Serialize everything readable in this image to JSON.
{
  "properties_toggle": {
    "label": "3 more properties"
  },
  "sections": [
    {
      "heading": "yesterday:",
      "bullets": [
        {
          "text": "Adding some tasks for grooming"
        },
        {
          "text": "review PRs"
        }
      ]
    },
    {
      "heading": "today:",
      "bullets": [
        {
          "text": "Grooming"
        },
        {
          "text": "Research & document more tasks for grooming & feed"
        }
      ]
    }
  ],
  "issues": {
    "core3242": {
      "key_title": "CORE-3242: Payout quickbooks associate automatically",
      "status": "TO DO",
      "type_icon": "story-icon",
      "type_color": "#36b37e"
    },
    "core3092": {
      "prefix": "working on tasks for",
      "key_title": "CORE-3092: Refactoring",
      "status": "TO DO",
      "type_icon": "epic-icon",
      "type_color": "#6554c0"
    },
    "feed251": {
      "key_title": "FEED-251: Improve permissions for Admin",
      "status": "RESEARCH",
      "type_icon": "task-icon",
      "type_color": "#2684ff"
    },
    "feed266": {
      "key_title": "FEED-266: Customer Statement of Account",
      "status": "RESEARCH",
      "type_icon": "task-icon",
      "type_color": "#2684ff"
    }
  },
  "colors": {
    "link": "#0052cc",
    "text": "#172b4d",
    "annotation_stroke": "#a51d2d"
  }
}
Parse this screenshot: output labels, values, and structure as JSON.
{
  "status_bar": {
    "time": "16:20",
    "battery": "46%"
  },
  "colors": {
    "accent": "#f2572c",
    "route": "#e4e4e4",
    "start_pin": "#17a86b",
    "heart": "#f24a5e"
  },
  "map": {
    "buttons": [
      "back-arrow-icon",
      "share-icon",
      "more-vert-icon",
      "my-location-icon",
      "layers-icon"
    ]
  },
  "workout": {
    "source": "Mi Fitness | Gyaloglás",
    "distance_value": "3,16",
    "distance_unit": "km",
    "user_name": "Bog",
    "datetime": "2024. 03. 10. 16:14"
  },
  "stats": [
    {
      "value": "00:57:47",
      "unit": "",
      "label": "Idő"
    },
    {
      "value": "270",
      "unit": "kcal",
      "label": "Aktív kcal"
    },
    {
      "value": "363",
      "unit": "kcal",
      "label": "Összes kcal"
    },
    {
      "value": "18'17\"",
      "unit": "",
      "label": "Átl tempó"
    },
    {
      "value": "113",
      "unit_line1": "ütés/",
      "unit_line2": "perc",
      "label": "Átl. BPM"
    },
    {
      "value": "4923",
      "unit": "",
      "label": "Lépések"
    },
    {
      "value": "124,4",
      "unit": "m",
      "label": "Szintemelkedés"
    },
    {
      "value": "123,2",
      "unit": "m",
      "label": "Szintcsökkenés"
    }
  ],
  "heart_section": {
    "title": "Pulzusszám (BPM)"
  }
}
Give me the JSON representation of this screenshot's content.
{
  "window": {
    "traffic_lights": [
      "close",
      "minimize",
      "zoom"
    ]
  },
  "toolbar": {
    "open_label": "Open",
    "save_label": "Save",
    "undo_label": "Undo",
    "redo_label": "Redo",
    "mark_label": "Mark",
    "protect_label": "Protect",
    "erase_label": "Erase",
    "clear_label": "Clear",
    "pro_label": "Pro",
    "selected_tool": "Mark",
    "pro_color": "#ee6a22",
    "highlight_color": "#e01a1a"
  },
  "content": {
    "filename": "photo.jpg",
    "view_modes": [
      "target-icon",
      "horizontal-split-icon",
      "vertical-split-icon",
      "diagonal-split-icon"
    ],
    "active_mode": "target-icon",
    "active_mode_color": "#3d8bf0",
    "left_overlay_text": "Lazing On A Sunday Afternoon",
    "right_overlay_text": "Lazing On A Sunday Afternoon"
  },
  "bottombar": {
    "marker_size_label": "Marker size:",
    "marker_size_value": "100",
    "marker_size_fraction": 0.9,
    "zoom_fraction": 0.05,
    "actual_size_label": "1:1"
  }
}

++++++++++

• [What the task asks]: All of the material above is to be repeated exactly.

• [Solution to this exercise]:
Serialize everything readable in this image to JSON.
{
  "properties_toggle": {
    "label": "3 more properties"
  },
  "sections": [
    {
      "heading": "yesterday:",
      "bullets": [
        {
          "text": "Adding some tasks for grooming"
        },
        {
          "text": "review PRs"
        }
      ]
    },
    {
      "heading": "today:",
      "bullets": [
        {
          "text": "Grooming"
        },
        {
          "text": "Research & document more tasks for grooming & feed"
        }
      ]
    }
  ],
  "issues": {
    "core3242": {
      "key_title": "CORE-3242: Payout quickbooks associate automatically",
      "status": "TO DO",
      "type_icon": "story-icon",
      "type_color": "#36b37e"
    },
    "core3092": {
      "prefix": "working on tasks for",
      "key_title": "CORE-3092: Refactoring",
      "status": "TO DO",
      "type_icon": "epic-icon",
      "type_color": "#6554c0"
    },
    "feed251": {
      "key_title": "FEED-251: Improve permissions for Admin",
      "status": "RESEARCH",
      "type_icon": "task-icon",
      "type_color": "#2684ff"
    },
    "feed266": {
      "key_title": "FEED-266: Customer Statement of Account",
      "status": "RESEARCH",
      "type_icon": "task-icon",
      "type_color": "#2684ff"
    }
  },
  "colors": {
    "link": "#0052cc",
    "text": "#172b4d",
    "annotation_stroke": "#a51d2d"
  }
}
Parse this screenshot: output labels, values, and structure as JSON.
{
  "status_bar": {
    "time": "16:20",
    "battery": "46%"
  },
  "colors": {
    "accent": "#f2572c",
    "route": "#e4e4e4",
    "start_pin": "#17a86b",
    "heart": "#f24a5e"
  },
  "map": {
    "buttons": [
      "back-arrow-icon",
      "share-icon",
      "more-vert-icon",
      "my-location-icon",
      "layers-icon"
    ]
  },
  "workout": {
    "source": "Mi Fitness | Gyaloglás",
    "distance_value": "3,16",
    "distance_unit": "km",
    "user_name": "Bog",
    "datetime": "2024. 03. 10. 16:14"
  },
  "stats": [
    {
      "value": "00:57:47",
      "unit": "",
      "label": "Idő"
    },
    {
      "value": "270",
      "unit": "kcal",
      "label": "Aktív kcal"
    },
    {
      "value": "363",
      "unit": "kcal",
      "label": "Összes kcal"
    },
    {
      "value": "18'17\"",
      "unit": "",
      "label": "Átl tempó"
    },
    {
      "value": "113",
      "unit_line1": "ütés/",
      "unit_line2": "perc",
      "label": "Átl. BPM"
    },
    {
      "value": "4923",
      "unit": "",
      "label": "Lépések"
    },
    {
      "value": "124,4",
      "unit": "m",
      "label": "Szintemelkedés"
    },
    {
      "value": "123,2",
      "unit": "m",
      "label": "Szintcsökkenés"
    }
  ],
  "heart_section": {
    "title": "Pulzusszám (BPM)"
  }
}
Give me the JSON representation of this screenshot's content.
{
  "window": {
    "traffic_lights": [
      "close",
      "minimize",
      "zoom"
    ]
  },
  "toolbar": {
    "open_label": "Open",
    "save_label": "Save",
    "undo_label": "Undo",
    "redo_label": "Redo",
    "mark_label": "Mark",
    "protect_label": "Protect",
    "erase_label": "Erase",
    "clear_label": "Clear",
    "pro_label": "Pro",
    "selected_tool": "Mark",
    "pro_color": "#ee6a22",
    "highlight_color": "#e01a1a"
  },
  "content": {
    "filename": "photo.jpg",
    "view_modes": [
      "target-icon",
      "horizontal-split-icon",
      "vertical-split-icon",
      "diagonal-split-icon"
    ],
    "active_mode": "target-icon",
    "active_mode_color": "#3d8bf0",
    "left_overlay_text": "Lazing On A Sunday Afternoon",
    "right_overlay_text": "Lazing On A Sunday Afternoon"
  },
  "bottombar": {
    "marker_size_label": "Marker size:",
    "marker_size_value": "100",
    "marker_size_fraction": 0.9,
    "zoom_fraction": 0.05,
    "actual_size_label": "1:1"
  }
}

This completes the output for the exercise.